Juppe has said the zone could be protected by armed “observers,” but has ruled out direct military intervention.
A French diplomatic source said a U.N. resolution would be needed to create the corridors, but who would protect it, be it peacekeepers or unarmed observers, was still to be assessed. Financing of such an operation would depend on its form.
Juppe, who meets Lavrov in Vienna on Thursday, may struggle to get the idea off the ground given Moscow’s reticence.
“In our contacts with the Russians, including this morning in Moscow, we didn’t sense any particular give in the Russian position. But obviously we will be looking at what the possibilities are,” a senior Western diplomat said.
Juppe met a dozen aid and human rights groups on Tuesday to discuss what they needed to provide support to besieged Syrians.
“There is a humanitarian crisis developing because of the political repression,” said Antoine Bernard, executive director at the Paris-based International Federation for Human Rights, who attended the meeting with Juppe. “We are seeing a serious problem with access to food, potable water and medicine as well as denying healthcare to repress.”
After the talks Paris announced a 1 million euro (832,839 pound) fund for aid agencies involved with Syria and said it would propose a similar one at an international level when a “Friends of Syria” contact group meets in Tunisia on February 24.
Bernard said the French proposal followed an Arab League resolution on Sunday which called for Arab and international plans for humanitarian action. Among these, he said, was a proposal from Jordan for a refugee camp on its border with Syria.
The United Nations has been shut out from humanitarian work in Syria, where the International Committee of the Red Cross is the only international agency to deploy aid workers.
Asked about France’s proposal, Elisabeth Byrs, a spokeswoman of the U.N. Office for the Coordination of Humanitarian Assistance (OCHA), said a cessation of military operations and safe and unfettered access to all areas were needed.
“Over the past year we have repeatedly asked the Syrian government for access but have so far been unable to move beyond delivering goods through the limited capacity of the Syrian Arab Red Crescent and a small number of local partners,” she said.

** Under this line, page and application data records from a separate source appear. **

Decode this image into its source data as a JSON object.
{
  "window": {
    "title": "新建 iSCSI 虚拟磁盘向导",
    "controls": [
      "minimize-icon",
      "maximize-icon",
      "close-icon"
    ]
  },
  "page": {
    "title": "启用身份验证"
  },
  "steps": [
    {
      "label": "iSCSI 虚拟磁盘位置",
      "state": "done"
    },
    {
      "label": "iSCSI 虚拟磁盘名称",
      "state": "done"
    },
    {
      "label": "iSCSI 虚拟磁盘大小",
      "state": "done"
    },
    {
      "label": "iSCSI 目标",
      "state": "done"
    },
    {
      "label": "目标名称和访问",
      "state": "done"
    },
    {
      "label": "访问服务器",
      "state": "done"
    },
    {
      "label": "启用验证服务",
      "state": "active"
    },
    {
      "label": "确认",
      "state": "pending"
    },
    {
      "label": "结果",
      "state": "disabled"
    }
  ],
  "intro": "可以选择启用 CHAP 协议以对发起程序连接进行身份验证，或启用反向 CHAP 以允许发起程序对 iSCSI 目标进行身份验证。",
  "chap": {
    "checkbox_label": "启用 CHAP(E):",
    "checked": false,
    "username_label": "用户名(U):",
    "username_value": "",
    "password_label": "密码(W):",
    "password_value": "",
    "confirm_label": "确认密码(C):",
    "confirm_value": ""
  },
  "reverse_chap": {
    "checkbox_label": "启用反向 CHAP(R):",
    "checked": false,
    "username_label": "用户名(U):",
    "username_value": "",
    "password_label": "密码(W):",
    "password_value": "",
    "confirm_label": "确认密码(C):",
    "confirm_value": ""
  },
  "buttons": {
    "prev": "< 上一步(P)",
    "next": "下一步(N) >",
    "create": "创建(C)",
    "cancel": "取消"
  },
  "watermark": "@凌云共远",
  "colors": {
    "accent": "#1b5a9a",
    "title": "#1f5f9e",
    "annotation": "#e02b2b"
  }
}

Juppe said Paris was renegotiating the resolution at the Security Council to try to persuade the Russians to change their position. The source said that it was too early to say if the corridors would be included in that draft.
The Western diplomat said ideas being floated for a new resolution, which was still at an early stage, were more modest than Juppe’s proposal.
Among those was to give U.N. Secretary-General Ban Ki-moon a mandate to explore with the Arab League avenues for possible cooperation between the League and the U.N. in Syria.
At the United Nations, the General Assembly is due to vote on Thursday on a draft resolution that backs the Arab League plan and calls for the appointment of a joint U.N.-League envoy on Syria. There are no vetoes in General Assembly votes and its decisions are not legally binding.
Juppe said the “symbolic” vote would add to the pressure.
France, the first Western nation to recognise the Libyan opposition early in 2011, has championed the opposition protests in Syria, where it says at least 6,000 people have died.
It considers the opposition Syrian National Council, whose leader is based in Paris, a legitimate partner, but has said it needs to do more to unite its various sectarian strands.
Paris was also behind the U.N. resolution to create a no-fly zone over Libya that permitted action by foreign military forces, including NATO. Russia believes it was misled on that resolution and has vowed not to make the same mistake twice.
The frontrunner for this year’s French presidential elections, Socialist Francois Hollande, has backed President Nicolas Sarkozy’s stance on Syria and called for the United Nations to refer the matter to the International Criminal Court.
Additional reporting by Anthony Deutsch in Amsterdam, Stephanie Nebehay in Geneva and Lou Charbonneau at the United Nations; Editing by Jon Boyle and Alessandra Rizzo